In 1913 he supported the Fusion candidate, John Purroy Mitchel, on a reform platform against Tammany, but then as usual he broke with his own candidate after the latter had been successfully elected. In 1914 there was a movement to secure his nomination as the Democratic candidate for United States senator, but nothing came of it. On August 25, 1914, the New York Times carried a news item headed: "HEARST SENATORIAL BOOM COLLAPSES"; the item read:

On the eve of the Democratic conference, opinion here [at Saratoga] is that William Randolph Hearst has been eliminated as a possible nominee for United States Senator in the primaries. The Hearst boom received its death blow at a meeting of a sub-committee on plat-

-202-

Notes for this page

Add a new note
If you are trying to select text to create highlights or citations, remember that you must now click or tap on the first word, and then click or tap on the last word.
One moment ...
Default project is now your active project.
Project items
Notes
Cite this page

Cited page

Style
Citations are available only to our active members.
Buy instant access to cite pages or passages in MLA 8, MLA 7, APA and Chicago citation styles.

(Einhorn, 1992, p. 25)

(Einhorn 25)

(Einhorn 25)

1. Lois J. Einhorn, Abraham Lincoln, the Orator: Penetrating the Lincoln Legend (Westport, CT: Greenwood Press, 1992), 25, http://www.questia.com/read/27419298.

Note: primary sources have slightly different requirements for citation. Please see these guidelines for more information.

Cited page

Bookmark this page
Hearst: Lord of San Simeon
Table of contents

Table of contents

Settings

Settings

Typeface
Text size Smaller Larger Reset View mode
Search within

Search within this book

Look up

Look up a word

  • Dictionary
  • Thesaurus
Please submit a word or phrase above.
Print this page

Print this page

Why can't I print more than one page at a time?

Help
Full screen
Items saved from this book
  • Bookmarks
  • Highlights & Notes
  • Citations
/ 332

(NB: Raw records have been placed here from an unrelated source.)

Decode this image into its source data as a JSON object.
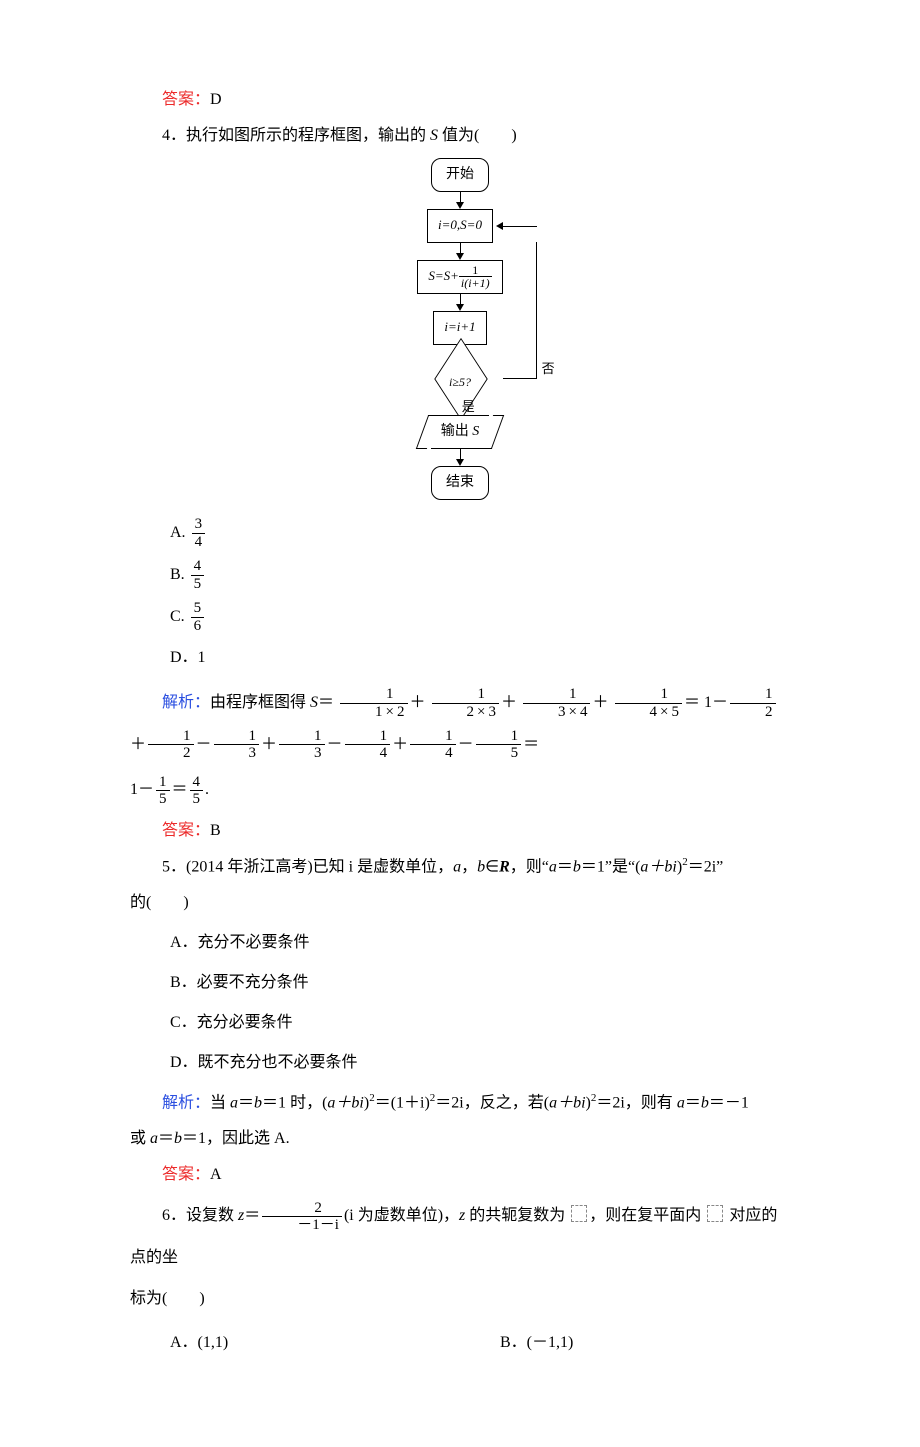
{
  "answer_label": "答案：",
  "parse_label": "解析：",
  "q3": {
    "answer_value": "D"
  },
  "q4": {
    "stem_prefix": "4．执行如图所示的程序框图，输出的 ",
    "stem_var": "S",
    "stem_suffix": " 值为(　　)",
    "optA_num": "3",
    "optA_den": "4",
    "optB_num": "4",
    "optB_den": "5",
    "optC_num": "5",
    "optC_den": "6",
    "optD": "D．1",
    "parse_pre": "由程序框图得 ",
    "parse_eq": "＝",
    "f1n": "1",
    "f1d": "1 × 2",
    "f2n": "1",
    "f2d": "2 × 3",
    "f3n": "1",
    "f3d": "3 × 4",
    "f4n": "1",
    "f4d": "4 × 5",
    "s1": "1",
    "s2_n": "1",
    "s2_d": "2",
    "s3_n": "1",
    "s3_d": "2",
    "s4_n": "1",
    "s4_d": "3",
    "s5_n": "1",
    "s5_d": "3",
    "s6_n": "1",
    "s6_d": "4",
    "s7_n": "1",
    "s7_d": "4",
    "s8_n": "1",
    "s8_d": "5",
    "tail_pre": "1－",
    "tail_fa_n": "1",
    "tail_fa_d": "5",
    "tail_eq": "＝",
    "tail_fb_n": "4",
    "tail_fb_d": "5",
    "tail_dot": ".",
    "answer_value": "B",
    "flow": {
      "start": "开始",
      "init": "i=0,S=0",
      "step_pre": "S=S+",
      "step_num": "1",
      "step_den": "i(i+1)",
      "inc": "i=i+1",
      "cond": "i≥5?",
      "no": "否",
      "yes": "是",
      "out_pre": "输出 ",
      "out_var": "S",
      "end": "结束"
    }
  },
  "q5": {
    "stem": "5．(2014 年浙江高考)已知 i 是虚数单位，",
    "stem_mid": "，则“",
    "stem_cond1_a": "a",
    "stem_cond1_eq1": "＝",
    "stem_cond1_b": "b",
    "stem_cond1_eq2": "＝1",
    "stem_cond1_close": "”是“(",
    "stem_abi": "a＋bi",
    "stem_sq": ")",
    "stem_exp": "2",
    "stem_eq2i": "＝2i”",
    "stem_tail": "的(　　)",
    "ab_in_R_a": "a",
    "ab_in_R_comma": "，",
    "ab_in_R_b": "b",
    "ab_in_R_in": "∈",
    "ab_in_R_R": "R",
    "optA": "A．充分不必要条件",
    "optB": "B．必要不充分条件",
    "optC": "C．充分必要条件",
    "optD": "D．既不充分也不必要条件",
    "parse_1": "当 ",
    "parse_eqab1_a": "a",
    "parse_eqab1": "＝",
    "parse_eqab1_b": "b",
    "parse_eqab1_v": "＝1",
    "parse_2": " 时，(",
    "parse_abi": "a＋bi",
    "parse_r1": ")",
    "parse_exp": "2",
    "parse_eq": "＝(1＋i)",
    "parse_exp2": "2",
    "parse_eq2": "＝2i，反之，若(",
    "parse_abi2": "a＋bi",
    "parse_r2": ")",
    "parse_exp3": "2",
    "parse_eq3": "＝2i，则有 ",
    "parse_abm1_a": "a",
    "parse_abm1": "＝",
    "parse_abm1_b": "b",
    "parse_abm1_v": "＝－1",
    "parse_line2_pre": "或 ",
    "parse_line2_a": "a",
    "parse_line2_eq": "＝",
    "parse_line2_b": "b",
    "parse_line2_v": "＝1，因此选 A.",
    "answer_value": "A"
  },
  "q6": {
    "stem_pre": "6．设复数 ",
    "z": "z",
    "eq": "＝",
    "frac_num": "2",
    "frac_den": "－1－i",
    "stem_mid": "(i 为虚数单位)，",
    "z2": "z",
    "stem_conj": " 的共轭复数为 ",
    "stem_box_after1": "，则在复平面内 ",
    "stem_box_after2": " 对应的点的坐",
    "stem_line2": "标为(　　)",
    "optA": "A．(1,1)",
    "optB": "B．(－1,1)"
  }
}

matching results for page

    Questia reader help

    How to highlight and cite specific passages

    1. Click or tap the first word you want to select.
    2. Click or tap the last word you want to select, and you’ll see everything in between get selected.
    3. You’ll then get a menu of options like creating a highlight or a citation from that passage of text.

    OK, got it!

    Cited passage

    Style
    Citations are available only to our active members.
    Buy instant access to cite pages or passages in MLA 8, MLA 7, APA and Chicago citation styles.

    "Portraying himself as an honest, ordinary person helped Lincoln identify with his audiences." (Einhorn, 1992, p. 25).

    "Portraying himself as an honest, ordinary person helped Lincoln identify with his audiences." (Einhorn 25)

    "Portraying himself as an honest, ordinary person helped Lincoln identify with his audiences." (Einhorn 25)

    "Portraying himself as an honest, ordinary person helped Lincoln identify with his audiences."1

    1. Lois J. Einhorn, Abraham Lincoln, the Orator: Penetrating the Lincoln Legend (Westport, CT: Greenwood Press, 1992), 25, http://www.questia.com/read/27419298.

    Cited passage

    Thanks for trying Questia!

    Please continue trying out our research tools, but please note, full functionality is available only to our active members.

    Your work will be lost once you leave this Web page.

    Buy instant access to save your work.

    Already a member? Log in now.

    Search by... Author
    Show... All Results Primary Sources Peer-reviewed

    Oops!

    An unknown error has occurred. Please click the button below to reload the page. If the problem persists, please try again in a little while.